Work to be completed: Each line in the records that mentions the word "http" needs to be listed.
BEGIN Exercise input
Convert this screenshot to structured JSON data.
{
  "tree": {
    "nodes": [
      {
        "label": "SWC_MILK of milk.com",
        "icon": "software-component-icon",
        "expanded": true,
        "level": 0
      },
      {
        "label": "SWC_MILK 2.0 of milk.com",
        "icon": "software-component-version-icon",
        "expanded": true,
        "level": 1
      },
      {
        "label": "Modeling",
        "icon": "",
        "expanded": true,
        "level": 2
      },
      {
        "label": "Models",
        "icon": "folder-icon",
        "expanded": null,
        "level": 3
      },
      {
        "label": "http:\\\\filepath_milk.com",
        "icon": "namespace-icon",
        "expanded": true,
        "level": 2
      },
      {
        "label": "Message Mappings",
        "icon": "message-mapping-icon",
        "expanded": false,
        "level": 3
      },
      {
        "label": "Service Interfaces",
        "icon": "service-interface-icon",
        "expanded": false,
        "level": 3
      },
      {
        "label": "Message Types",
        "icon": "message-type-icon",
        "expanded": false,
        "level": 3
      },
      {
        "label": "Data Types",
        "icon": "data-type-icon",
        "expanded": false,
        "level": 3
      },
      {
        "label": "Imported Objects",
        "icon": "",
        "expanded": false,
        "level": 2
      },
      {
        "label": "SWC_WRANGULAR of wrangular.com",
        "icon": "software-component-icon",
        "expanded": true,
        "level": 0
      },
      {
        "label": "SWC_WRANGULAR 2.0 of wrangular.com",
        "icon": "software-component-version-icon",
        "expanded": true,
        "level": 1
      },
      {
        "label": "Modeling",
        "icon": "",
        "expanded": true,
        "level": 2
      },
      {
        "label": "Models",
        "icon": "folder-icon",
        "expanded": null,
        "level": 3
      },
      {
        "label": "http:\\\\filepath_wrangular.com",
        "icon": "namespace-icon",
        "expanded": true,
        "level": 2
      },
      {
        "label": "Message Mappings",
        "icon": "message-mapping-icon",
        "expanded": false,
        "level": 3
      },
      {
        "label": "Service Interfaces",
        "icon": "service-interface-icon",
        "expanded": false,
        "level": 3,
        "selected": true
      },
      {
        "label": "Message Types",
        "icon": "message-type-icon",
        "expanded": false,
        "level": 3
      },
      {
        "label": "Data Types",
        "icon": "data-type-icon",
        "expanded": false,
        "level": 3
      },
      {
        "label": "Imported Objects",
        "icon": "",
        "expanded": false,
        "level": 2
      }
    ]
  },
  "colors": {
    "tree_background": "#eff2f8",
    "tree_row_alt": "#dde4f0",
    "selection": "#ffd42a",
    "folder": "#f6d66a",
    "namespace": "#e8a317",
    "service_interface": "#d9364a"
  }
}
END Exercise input
Response to the exercise:
        "label": "http:\\\\filepath_milk.com",
        "label": "http:\\\\filepath_wrangular.com",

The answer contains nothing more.